--- WHAT NEEDS TO BE DONE ---
The data must be given again exactly as written, with all images omitted.

----------------

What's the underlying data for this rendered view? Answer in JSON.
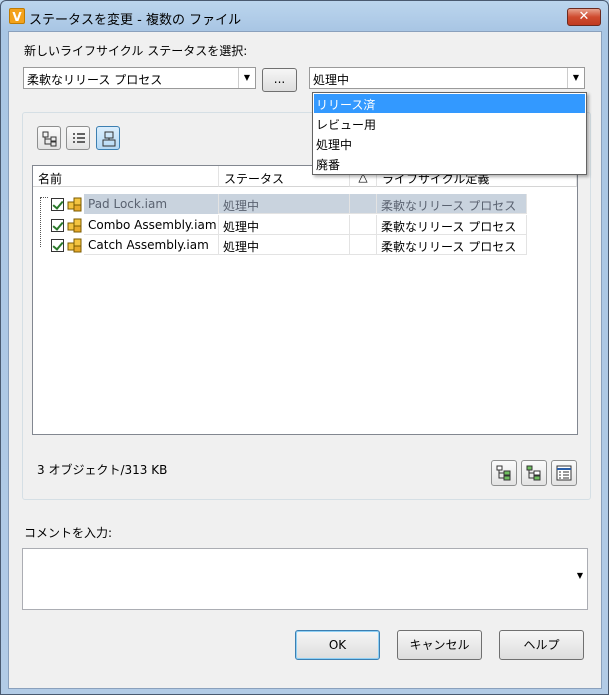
{
  "window": {
    "title": "ステータスを変更 - 複数の ファイル",
    "app_icon_letter": "V",
    "close_glyph": "✕"
  },
  "select_label": "新しいライフサイクル ステータスを選択:",
  "process_combo": {
    "value": "柔軟なリリース プロセス"
  },
  "ellipsis_label": "...",
  "status_combo": {
    "value": "処理中",
    "options": [
      "リリース済",
      "レビュー用",
      "処理中",
      "廃番"
    ],
    "highlighted": "リリース済"
  },
  "grid": {
    "columns": [
      "名前",
      "ステータス",
      "△",
      "ライフサイクル定義"
    ],
    "rows": [
      {
        "name": "Pad Lock.iam",
        "status": "処理中",
        "lifecycle": "柔軟なリリース プロセス",
        "checked": true
      },
      {
        "name": "Combo Assembly.iam",
        "status": "処理中",
        "lifecycle": "柔軟なリリース プロセス",
        "checked": true
      },
      {
        "name": "Catch Assembly.iam",
        "status": "処理中",
        "lifecycle": "柔軟なリリース プロセス",
        "checked": true
      }
    ]
  },
  "summary": "3 オブジェクト/313 KB",
  "comment_label": "コメントを入力:",
  "comment_value": "",
  "buttons": {
    "ok": "OK",
    "cancel": "キャンセル",
    "help": "ヘルプ"
  },
  "colors": {
    "highlight": "#3399ff",
    "selected_row": "#c9d3de"
  }
}
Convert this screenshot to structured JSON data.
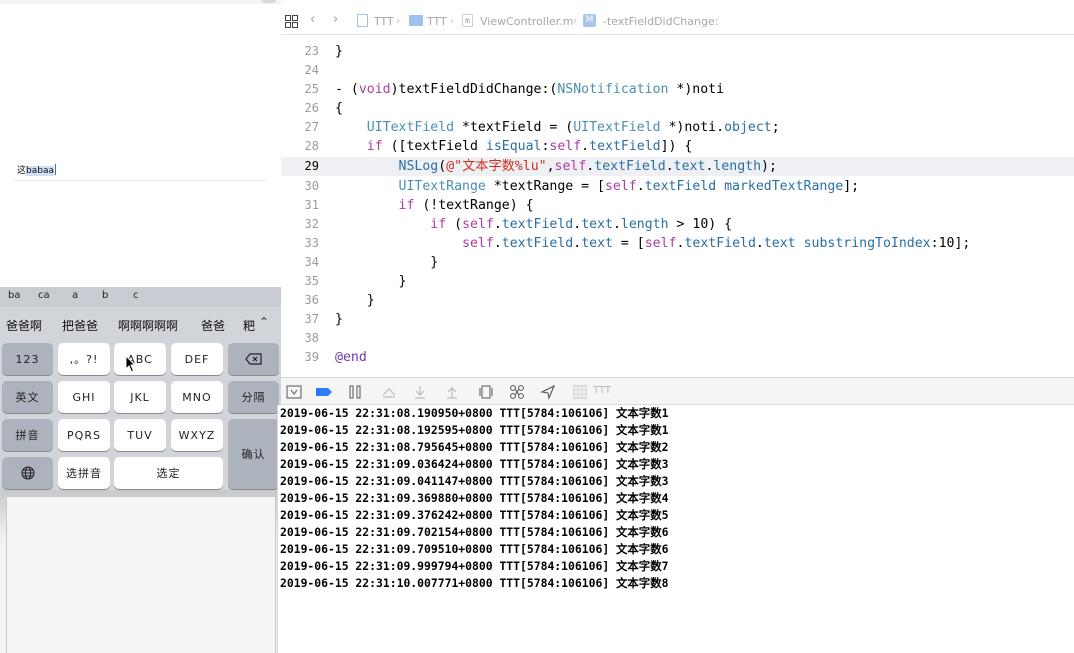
{
  "simulator": {
    "textfield": {
      "committed": "这",
      "marked": "babaa"
    },
    "keyboard": {
      "pinyin_suggestions": [
        "ba",
        "ca",
        "a",
        "b",
        "c"
      ],
      "candidates": [
        "爸爸啊",
        "把爸爸",
        "啊啊啊啊啊",
        "爸爸",
        "粑"
      ],
      "keys": {
        "num": "123",
        "punct": ",。?!",
        "abc": "ABC",
        "def": "DEF",
        "english": "英文",
        "ghi": "GHI",
        "jkl": "JKL",
        "mno": "MNO",
        "separator": "分隔",
        "pinyin": "拼音",
        "pqrs": "PQRS",
        "tuv": "TUV",
        "wxyz": "WXYZ",
        "confirm": "确认",
        "select_pinyin": "选拼音",
        "select": "选定"
      }
    }
  },
  "jumpbar": {
    "project": "TTT",
    "group": "TTT",
    "file": "ViewController.m",
    "method_badge": "M",
    "method": "-textFieldDidChange:"
  },
  "editor": {
    "current_line": "29",
    "lines": [
      {
        "n": "23"
      },
      {
        "n": "24"
      },
      {
        "n": "25"
      },
      {
        "n": "26"
      },
      {
        "n": "27"
      },
      {
        "n": "28"
      },
      {
        "n": "29"
      },
      {
        "n": "30"
      },
      {
        "n": "31"
      },
      {
        "n": "32"
      },
      {
        "n": "33"
      },
      {
        "n": "34"
      },
      {
        "n": "35"
      },
      {
        "n": "36"
      },
      {
        "n": "37"
      },
      {
        "n": "38"
      },
      {
        "n": "39"
      }
    ]
  },
  "debug_bar": {
    "process": "TTT"
  },
  "console": {
    "lines": [
      "2019-06-15 22:31:08.190950+0800 TTT[5784:106106] 文本字数1",
      "2019-06-15 22:31:08.192595+0800 TTT[5784:106106] 文本字数1",
      "2019-06-15 22:31:08.795645+0800 TTT[5784:106106] 文本字数2",
      "2019-06-15 22:31:09.036424+0800 TTT[5784:106106] 文本字数3",
      "2019-06-15 22:31:09.041147+0800 TTT[5784:106106] 文本字数3",
      "2019-06-15 22:31:09.369880+0800 TTT[5784:106106] 文本字数4",
      "2019-06-15 22:31:09.376242+0800 TTT[5784:106106] 文本字数5",
      "2019-06-15 22:31:09.702154+0800 TTT[5784:106106] 文本字数6",
      "2019-06-15 22:31:09.709510+0800 TTT[5784:106106] 文本字数6",
      "2019-06-15 22:31:09.999794+0800 TTT[5784:106106] 文本字数7",
      "2019-06-15 22:31:10.007771+0800 TTT[5784:106106] 文本字数8"
    ]
  }
}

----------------

--- EXERCISE RESPONSE ---
What's the underlying data for this rendered view? Answer in JSON.
{
  "window": {
    "title": "ステータスを変更 - 複数の ファイル",
    "app_icon_letter": "V",
    "close_glyph": "✕"
  },
  "select_label": "新しいライフサイクル ステータスを選択:",
  "process_combo": {
    "value": "柔軟なリリース プロセス"
  },
  "ellipsis_label": "...",
  "status_combo": {
    "value": "処理中",
    "options": [
      "リリース済",
      "レビュー用",
      "処理中",
      "廃番"
    ],
    "highlighted": "リリース済"
  },
  "grid": {
    "columns": [
      "名前",
      "ステータス",
      "△",
      "ライフサイクル定義"
    ],
    "rows": [
      {
        "name": "Pad Lock.iam",
        "status": "処理中",
        "lifecycle": "柔軟なリリース プロセス",
        "checked": true
      },
      {
        "name": "Combo Assembly.iam",
        "status": "処理中",
        "lifecycle": "柔軟なリリース プロセス",
        "checked": true
      },
      {
        "name": "Catch Assembly.iam",
        "status": "処理中",
        "lifecycle": "柔軟なリリース プロセス",
        "checked": true
      }
    ]
  },
  "summary": "3 オブジェクト/313 KB",
  "comment_label": "コメントを入力:",
  "comment_value": "",
  "buttons": {
    "ok": "OK",
    "cancel": "キャンセル",
    "help": "ヘルプ"
  },
  "colors": {
    "highlight": "#3399ff",
    "selected_row": "#c9d3de"
  }
}
Convert this screenshot to structured JSON data.
{
  "simulator": {
    "textfield": {
      "committed": "这",
      "marked": "babaa"
    },
    "keyboard": {
      "pinyin_suggestions": [
        "ba",
        "ca",
        "a",
        "b",
        "c"
      ],
      "candidates": [
        "爸爸啊",
        "把爸爸",
        "啊啊啊啊啊",
        "爸爸",
        "粑"
      ],
      "keys": {
        "num": "123",
        "punct": ",。?!",
        "abc": "ABC",
        "def": "DEF",
        "english": "英文",
        "ghi": "GHI",
        "jkl": "JKL",
        "mno": "MNO",
        "separator": "分隔",
        "pinyin": "拼音",
        "pqrs": "PQRS",
        "tuv": "TUV",
        "wxyz": "WXYZ",
        "confirm": "确认",
        "select_pinyin": "选拼音",
        "select": "选定"
      }
    }
  },
  "jumpbar": {
    "project": "TTT",
    "group": "TTT",
    "file": "ViewController.m",
    "method_badge": "M",
    "method": "-textFieldDidChange:"
  },
  "editor": {
    "current_line": "29",
    "lines": [
      {
        "n": "23"
      },
      {
        "n": "24"
      },
      {
        "n": "25"
      },
      {
        "n": "26"
      },
      {
        "n": "27"
      },
      {
        "n": "28"
      },
      {
        "n": "29"
      },
      {
        "n": "30"
      },
      {
        "n": "31"
      },
      {
        "n": "32"
      },
      {
        "n": "33"
      },
      {
        "n": "34"
      },
      {
        "n": "35"
      },
      {
        "n": "36"
      },
      {
        "n": "37"
      },
      {
        "n": "38"
      },
      {
        "n": "39"
      }
    ]
  },
  "debug_bar": {
    "process": "TTT"
  },
  "console": {
    "lines": [
      "2019-06-15 22:31:08.190950+0800 TTT[5784:106106] 文本字数1",
      "2019-06-15 22:31:08.192595+0800 TTT[5784:106106] 文本字数1",
      "2019-06-15 22:31:08.795645+0800 TTT[5784:106106] 文本字数2",
      "2019-06-15 22:31:09.036424+0800 TTT[5784:106106] 文本字数3",
      "2019-06-15 22:31:09.041147+0800 TTT[5784:106106] 文本字数3",
      "2019-06-15 22:31:09.369880+0800 TTT[5784:106106] 文本字数4",
      "2019-06-15 22:31:09.376242+0800 TTT[5784:106106] 文本字数5",
      "2019-06-15 22:31:09.702154+0800 TTT[5784:106106] 文本字数6",
      "2019-06-15 22:31:09.709510+0800 TTT[5784:106106] 文本字数6",
      "2019-06-15 22:31:09.999794+0800 TTT[5784:106106] 文本字数7",
      "2019-06-15 22:31:10.007771+0800 TTT[5784:106106] 文本字数8"
    ]
  }
}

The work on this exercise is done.